Nintendo’s main man explains the need to keep certain elements of the title within Japan.
Enquiries and rumours and just general declarations of “Wouldn’t it be cool if…” have been circulating for a while now regarding the next Zelda title, which will release on the Wii U in 2013 (apparently) and be the biggest Zelda game till date. Most especially, people have been wondering when Metroid Prime developer Retro Studios will get a crack at the Zelda franchise. Because if you ever needed to take the franchise into the first person mode, as seems the natural direction for Link, why not go for the guys who’ve proven their mettle time and time again?
“Really, with every game we develop, Zelda gets bigger and bigger. It’s reached a point where, if we had to do it entirely inside Nintendo, we would have to dedicate ourselves exclusively to Zelda given the dimensions it has reached. That’s why Nintendo is working with more and more companies either in-house or subcontracted, like Monolith or Grezzo. Ultimately, Mr. Aonuma is very close with these kind of companies in his work, so the possibility of Retro Studios making a new Zelda, following a good proposal, isn’t a farfetched idea at all and could be totally possible.”
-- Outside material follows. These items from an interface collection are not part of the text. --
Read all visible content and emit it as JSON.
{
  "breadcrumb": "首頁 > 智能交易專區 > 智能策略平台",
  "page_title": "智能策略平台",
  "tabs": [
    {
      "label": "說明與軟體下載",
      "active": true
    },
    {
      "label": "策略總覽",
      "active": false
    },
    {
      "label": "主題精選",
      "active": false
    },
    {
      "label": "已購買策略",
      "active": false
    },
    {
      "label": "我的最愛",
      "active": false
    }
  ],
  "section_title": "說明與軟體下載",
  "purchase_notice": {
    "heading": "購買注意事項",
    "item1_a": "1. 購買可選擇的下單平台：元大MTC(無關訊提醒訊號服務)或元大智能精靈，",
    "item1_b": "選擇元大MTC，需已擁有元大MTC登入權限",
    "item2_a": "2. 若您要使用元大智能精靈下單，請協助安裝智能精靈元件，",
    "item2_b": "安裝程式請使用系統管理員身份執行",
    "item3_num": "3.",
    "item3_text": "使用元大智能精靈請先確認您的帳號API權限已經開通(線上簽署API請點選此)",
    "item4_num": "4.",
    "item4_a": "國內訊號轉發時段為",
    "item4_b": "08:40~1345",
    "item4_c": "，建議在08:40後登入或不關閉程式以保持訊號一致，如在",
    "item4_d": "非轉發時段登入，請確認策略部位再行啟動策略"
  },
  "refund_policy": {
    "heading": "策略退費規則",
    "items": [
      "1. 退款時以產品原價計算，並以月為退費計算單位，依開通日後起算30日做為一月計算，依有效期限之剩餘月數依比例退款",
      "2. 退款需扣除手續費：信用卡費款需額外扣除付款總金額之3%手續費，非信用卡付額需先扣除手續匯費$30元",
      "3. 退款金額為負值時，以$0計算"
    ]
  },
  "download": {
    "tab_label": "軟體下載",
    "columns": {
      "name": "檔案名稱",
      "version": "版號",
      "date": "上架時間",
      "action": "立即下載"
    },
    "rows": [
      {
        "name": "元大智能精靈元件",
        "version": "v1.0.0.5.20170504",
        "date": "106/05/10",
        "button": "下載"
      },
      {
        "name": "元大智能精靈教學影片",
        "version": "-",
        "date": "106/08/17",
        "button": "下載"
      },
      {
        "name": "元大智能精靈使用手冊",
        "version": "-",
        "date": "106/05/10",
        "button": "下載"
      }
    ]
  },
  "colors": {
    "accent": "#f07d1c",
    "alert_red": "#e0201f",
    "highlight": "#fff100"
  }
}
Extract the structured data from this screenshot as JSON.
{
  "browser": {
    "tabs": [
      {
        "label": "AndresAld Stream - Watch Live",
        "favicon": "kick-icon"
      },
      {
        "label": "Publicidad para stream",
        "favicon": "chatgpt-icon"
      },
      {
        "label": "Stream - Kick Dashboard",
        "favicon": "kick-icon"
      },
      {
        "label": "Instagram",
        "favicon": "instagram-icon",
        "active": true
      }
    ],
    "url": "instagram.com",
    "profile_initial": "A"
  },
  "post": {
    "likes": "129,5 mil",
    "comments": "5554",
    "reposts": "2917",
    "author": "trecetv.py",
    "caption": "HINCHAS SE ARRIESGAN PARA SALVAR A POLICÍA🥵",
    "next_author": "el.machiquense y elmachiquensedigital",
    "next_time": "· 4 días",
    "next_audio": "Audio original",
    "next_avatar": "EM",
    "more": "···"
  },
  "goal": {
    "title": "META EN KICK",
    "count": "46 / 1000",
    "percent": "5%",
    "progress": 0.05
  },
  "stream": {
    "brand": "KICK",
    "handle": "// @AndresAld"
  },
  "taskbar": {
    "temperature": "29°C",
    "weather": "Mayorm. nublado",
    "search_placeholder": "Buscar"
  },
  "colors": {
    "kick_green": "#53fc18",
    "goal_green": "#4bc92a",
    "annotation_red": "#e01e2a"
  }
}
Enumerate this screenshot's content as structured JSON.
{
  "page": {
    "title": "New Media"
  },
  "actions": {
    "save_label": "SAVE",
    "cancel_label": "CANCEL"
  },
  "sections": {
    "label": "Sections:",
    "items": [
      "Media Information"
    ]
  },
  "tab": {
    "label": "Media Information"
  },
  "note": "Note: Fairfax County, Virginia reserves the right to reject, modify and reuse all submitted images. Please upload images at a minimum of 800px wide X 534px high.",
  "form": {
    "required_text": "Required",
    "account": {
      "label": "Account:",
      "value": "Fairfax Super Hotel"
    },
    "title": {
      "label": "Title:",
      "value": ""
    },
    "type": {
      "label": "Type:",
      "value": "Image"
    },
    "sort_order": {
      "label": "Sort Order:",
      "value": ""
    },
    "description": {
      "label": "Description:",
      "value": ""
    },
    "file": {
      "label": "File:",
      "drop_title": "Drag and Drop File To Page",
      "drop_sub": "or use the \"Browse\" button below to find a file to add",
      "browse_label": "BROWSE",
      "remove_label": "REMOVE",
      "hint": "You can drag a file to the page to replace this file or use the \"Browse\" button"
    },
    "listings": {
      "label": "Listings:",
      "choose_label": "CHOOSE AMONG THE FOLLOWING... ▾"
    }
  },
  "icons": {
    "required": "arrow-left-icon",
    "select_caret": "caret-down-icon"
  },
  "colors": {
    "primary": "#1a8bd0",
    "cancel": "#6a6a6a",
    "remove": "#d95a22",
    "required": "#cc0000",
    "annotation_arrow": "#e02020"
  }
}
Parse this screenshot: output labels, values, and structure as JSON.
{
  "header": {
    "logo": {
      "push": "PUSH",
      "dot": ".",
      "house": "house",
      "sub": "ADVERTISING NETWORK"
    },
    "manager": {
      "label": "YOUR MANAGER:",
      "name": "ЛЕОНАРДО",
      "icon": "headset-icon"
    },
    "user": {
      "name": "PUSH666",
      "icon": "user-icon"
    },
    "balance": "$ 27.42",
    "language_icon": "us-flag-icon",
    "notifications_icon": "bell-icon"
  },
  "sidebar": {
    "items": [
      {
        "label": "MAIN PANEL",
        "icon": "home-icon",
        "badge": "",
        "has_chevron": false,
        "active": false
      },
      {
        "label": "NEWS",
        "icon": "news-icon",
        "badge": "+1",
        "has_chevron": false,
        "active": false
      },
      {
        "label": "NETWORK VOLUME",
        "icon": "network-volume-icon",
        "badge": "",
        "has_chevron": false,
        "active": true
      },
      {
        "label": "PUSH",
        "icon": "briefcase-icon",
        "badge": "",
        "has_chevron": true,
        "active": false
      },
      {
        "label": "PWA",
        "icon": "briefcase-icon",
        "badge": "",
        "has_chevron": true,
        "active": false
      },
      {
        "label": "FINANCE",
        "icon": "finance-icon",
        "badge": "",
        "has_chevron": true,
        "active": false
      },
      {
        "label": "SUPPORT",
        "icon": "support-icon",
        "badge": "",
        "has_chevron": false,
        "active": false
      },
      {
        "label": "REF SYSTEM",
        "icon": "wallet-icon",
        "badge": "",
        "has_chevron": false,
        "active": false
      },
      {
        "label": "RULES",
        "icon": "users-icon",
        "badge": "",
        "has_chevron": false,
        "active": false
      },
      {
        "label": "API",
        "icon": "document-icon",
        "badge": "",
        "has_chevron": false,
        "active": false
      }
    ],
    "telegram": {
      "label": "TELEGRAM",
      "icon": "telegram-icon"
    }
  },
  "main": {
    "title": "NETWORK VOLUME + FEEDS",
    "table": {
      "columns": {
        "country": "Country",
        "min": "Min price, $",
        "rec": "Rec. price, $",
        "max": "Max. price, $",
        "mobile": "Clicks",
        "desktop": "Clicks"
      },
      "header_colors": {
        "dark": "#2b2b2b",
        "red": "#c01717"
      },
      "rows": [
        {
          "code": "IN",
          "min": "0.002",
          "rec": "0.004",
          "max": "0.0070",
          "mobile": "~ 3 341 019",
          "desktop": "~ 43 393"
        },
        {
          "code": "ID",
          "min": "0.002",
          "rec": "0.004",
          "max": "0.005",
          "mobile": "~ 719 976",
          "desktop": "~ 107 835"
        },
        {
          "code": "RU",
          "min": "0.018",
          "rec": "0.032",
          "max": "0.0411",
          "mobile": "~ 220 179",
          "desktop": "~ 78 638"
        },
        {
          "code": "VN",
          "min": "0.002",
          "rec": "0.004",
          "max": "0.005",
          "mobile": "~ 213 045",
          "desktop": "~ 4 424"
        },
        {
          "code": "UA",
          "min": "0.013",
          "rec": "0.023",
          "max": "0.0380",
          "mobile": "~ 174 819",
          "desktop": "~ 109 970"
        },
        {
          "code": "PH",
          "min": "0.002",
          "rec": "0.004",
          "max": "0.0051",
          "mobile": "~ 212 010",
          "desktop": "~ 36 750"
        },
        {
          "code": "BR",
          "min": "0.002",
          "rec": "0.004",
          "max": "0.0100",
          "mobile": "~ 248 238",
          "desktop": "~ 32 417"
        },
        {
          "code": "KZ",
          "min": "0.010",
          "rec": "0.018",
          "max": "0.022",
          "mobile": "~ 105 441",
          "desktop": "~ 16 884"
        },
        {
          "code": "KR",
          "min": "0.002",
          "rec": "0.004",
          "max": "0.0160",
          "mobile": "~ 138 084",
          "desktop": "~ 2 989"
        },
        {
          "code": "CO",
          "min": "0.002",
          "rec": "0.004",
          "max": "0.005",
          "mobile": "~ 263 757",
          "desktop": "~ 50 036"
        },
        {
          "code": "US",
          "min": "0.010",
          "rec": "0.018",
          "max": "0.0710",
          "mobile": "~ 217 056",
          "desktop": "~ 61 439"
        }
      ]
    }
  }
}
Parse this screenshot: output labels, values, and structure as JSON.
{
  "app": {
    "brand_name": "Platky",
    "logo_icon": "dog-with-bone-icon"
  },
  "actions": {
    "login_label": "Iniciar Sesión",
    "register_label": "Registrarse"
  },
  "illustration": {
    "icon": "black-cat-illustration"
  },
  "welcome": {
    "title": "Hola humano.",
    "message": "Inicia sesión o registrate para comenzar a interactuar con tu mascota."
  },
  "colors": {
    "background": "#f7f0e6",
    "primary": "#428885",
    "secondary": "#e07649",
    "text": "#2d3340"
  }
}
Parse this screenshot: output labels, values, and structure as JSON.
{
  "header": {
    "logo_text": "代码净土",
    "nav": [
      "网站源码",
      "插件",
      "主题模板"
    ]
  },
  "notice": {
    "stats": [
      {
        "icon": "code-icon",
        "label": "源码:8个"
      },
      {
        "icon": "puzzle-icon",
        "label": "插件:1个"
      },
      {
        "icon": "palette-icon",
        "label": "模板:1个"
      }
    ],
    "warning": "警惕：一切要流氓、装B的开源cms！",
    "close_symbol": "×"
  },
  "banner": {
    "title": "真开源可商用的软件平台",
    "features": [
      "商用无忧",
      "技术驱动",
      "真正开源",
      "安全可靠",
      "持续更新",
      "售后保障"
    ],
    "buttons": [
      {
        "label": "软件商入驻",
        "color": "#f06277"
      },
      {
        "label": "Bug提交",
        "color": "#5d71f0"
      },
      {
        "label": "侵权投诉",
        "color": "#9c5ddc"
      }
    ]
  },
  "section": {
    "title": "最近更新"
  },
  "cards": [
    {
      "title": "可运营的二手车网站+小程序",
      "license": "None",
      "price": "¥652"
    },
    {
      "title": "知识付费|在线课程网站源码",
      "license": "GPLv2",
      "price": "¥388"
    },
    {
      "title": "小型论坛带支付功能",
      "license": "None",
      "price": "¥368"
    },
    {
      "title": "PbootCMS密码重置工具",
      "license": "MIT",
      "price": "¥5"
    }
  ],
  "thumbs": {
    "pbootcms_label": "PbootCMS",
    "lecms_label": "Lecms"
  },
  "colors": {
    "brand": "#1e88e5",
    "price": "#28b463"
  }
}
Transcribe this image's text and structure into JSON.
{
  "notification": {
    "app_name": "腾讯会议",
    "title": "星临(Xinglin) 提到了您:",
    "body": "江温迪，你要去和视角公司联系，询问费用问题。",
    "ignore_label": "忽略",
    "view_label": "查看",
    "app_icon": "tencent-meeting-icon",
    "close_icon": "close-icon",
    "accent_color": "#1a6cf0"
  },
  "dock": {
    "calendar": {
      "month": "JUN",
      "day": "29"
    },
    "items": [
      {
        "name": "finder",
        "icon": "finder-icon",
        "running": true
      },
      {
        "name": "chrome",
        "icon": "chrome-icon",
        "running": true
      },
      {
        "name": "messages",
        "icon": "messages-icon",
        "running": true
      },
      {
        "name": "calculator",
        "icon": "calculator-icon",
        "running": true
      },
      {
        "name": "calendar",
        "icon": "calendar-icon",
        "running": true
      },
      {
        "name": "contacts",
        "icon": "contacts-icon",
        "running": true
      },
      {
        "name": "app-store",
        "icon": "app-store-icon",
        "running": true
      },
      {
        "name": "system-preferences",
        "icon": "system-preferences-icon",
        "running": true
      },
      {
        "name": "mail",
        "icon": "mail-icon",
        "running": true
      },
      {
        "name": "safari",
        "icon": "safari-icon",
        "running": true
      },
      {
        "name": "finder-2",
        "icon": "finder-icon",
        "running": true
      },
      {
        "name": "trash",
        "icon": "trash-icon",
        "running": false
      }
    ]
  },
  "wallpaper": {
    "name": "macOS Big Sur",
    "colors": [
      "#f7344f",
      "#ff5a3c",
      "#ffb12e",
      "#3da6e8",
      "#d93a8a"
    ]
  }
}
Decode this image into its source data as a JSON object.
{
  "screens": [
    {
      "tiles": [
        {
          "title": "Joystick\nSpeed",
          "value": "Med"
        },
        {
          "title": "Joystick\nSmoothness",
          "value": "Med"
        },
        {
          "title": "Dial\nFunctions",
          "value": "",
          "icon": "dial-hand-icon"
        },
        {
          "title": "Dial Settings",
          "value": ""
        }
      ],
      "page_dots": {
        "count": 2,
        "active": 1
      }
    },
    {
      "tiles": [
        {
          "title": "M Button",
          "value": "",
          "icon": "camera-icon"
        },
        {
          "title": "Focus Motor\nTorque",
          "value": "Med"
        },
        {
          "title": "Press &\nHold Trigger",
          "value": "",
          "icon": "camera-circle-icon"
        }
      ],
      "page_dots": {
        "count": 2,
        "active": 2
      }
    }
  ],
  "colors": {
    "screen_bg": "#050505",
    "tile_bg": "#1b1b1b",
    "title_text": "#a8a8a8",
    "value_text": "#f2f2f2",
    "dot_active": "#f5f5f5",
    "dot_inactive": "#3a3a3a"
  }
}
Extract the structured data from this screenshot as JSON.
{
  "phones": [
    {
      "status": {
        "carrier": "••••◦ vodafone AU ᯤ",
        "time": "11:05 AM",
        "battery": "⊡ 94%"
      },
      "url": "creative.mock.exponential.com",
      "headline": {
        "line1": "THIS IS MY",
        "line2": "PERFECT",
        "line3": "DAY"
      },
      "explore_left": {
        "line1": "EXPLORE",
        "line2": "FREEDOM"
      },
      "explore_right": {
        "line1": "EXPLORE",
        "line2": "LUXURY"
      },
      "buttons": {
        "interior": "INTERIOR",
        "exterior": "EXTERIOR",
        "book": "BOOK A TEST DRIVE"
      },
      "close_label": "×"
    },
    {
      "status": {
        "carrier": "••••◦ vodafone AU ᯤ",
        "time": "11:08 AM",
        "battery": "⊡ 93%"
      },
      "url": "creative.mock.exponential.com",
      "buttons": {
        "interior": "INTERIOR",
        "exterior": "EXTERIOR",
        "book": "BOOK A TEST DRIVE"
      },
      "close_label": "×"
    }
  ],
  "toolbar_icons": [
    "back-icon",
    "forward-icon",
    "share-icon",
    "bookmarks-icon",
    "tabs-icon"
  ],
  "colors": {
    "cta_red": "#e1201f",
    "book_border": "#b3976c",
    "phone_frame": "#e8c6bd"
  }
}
“But on the other hand, so far the design and script was created within Nintendo and this must continue. Even though Retro Studios is qualified, in the end they would have to be in very close contact with us, and, being outside Japan the distance and timezone differences would make communication more complicated. Retro Studios should be a company that is more focused on developing projects with less dependence on Nintendo; they’re probably not the most appropriate [for Zelda].”
That would seem the most logical answer, but the time won’t be long when fans outright demand a change. Then again, if the company can continue making Mario a platforming title, you can sure as hell bet they’ll try to restrict Zelda to it’s more traditional action adventure format.